Following the success of the frogskin pattern in WW2, in the early 1950s the US military started to experiment with camouflage as a standard pattern for its uniforms. Not much is known about these early, and largely hand painted patterns, but the two that resulted were known as Vine Leaf or USMC Standard and Cloud or Mitchell Pattern. These two patterns would be printed onto reversible fabric, with one side designed for temperate climates, the other for dry climates. Today, they are collectively referred to as Mitchell Pattern.
There were never actually any Mitchell garments widely issued, only shelter halves and helmet covers, but the pattern did make it onto a few tailor made and commercially available items. This is one of the former, an extremely hard to pair of OG107 trousers - original trousers are much harder to find than shirts or jackets.
The absolute best thing about this garment, and very unusually, it's made not just of Mitchell shelter halves, looks like they've litterally cut apart the waistband and button placket from a pair of OG107 pants!
This has been well used, and looks all the better for it. They've got a few stains and marks here and there and a couple of small holes, but would you have this one any other way! They're an absolute vintage masterpiece and very wearable.
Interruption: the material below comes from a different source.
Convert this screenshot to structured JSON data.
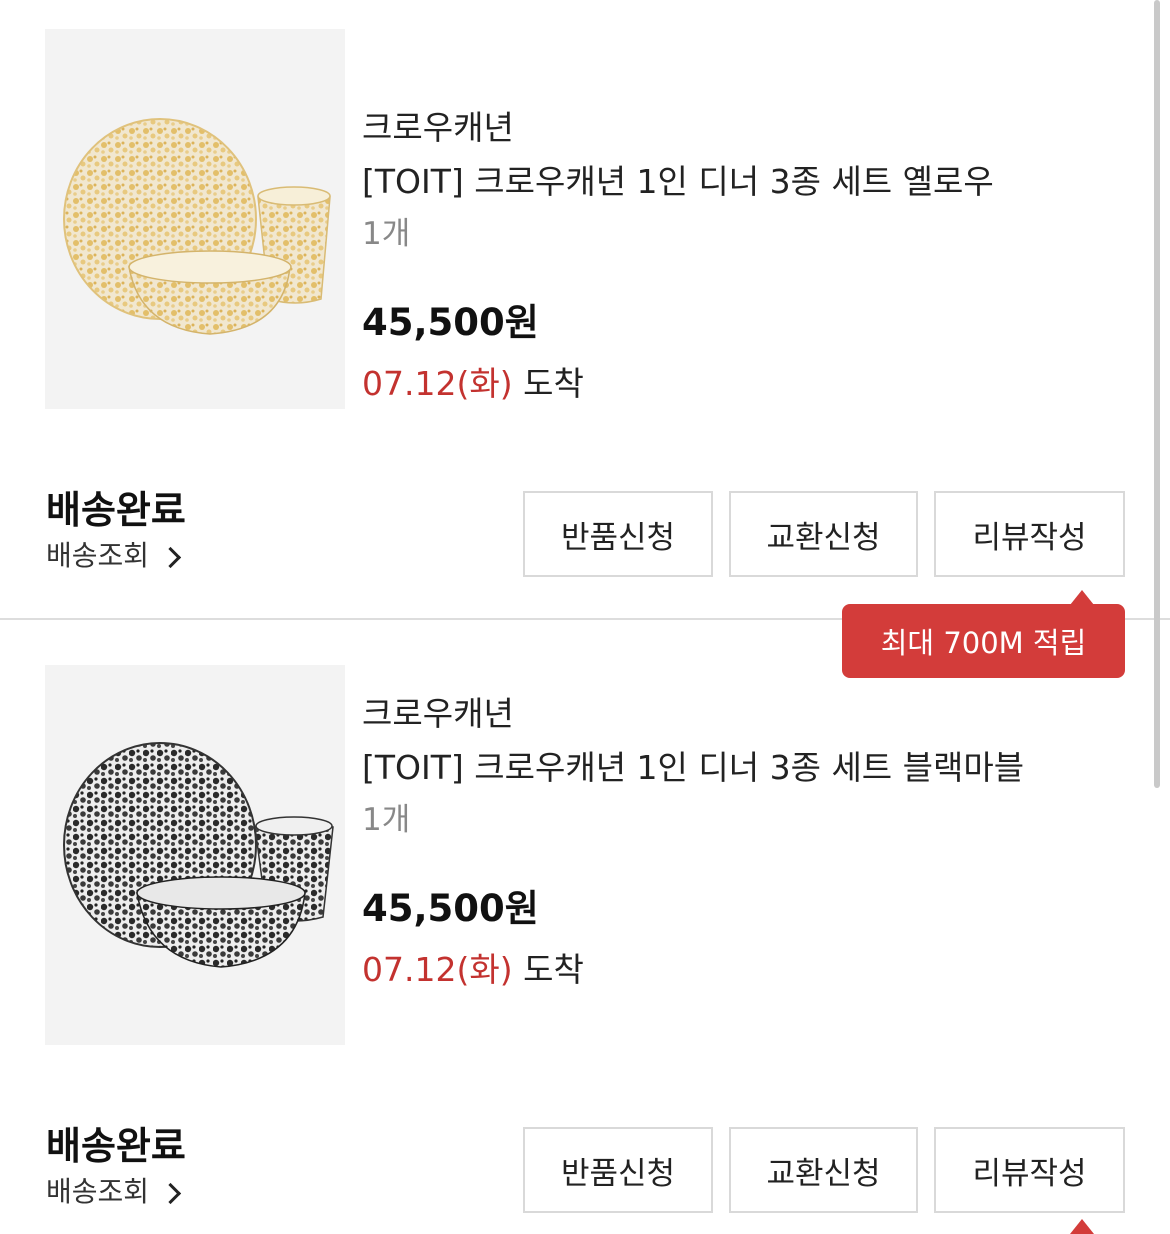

- No tags, but fits like a perfect 34
- Waist 34"
- Inside leg 30"
- Outside leg 41"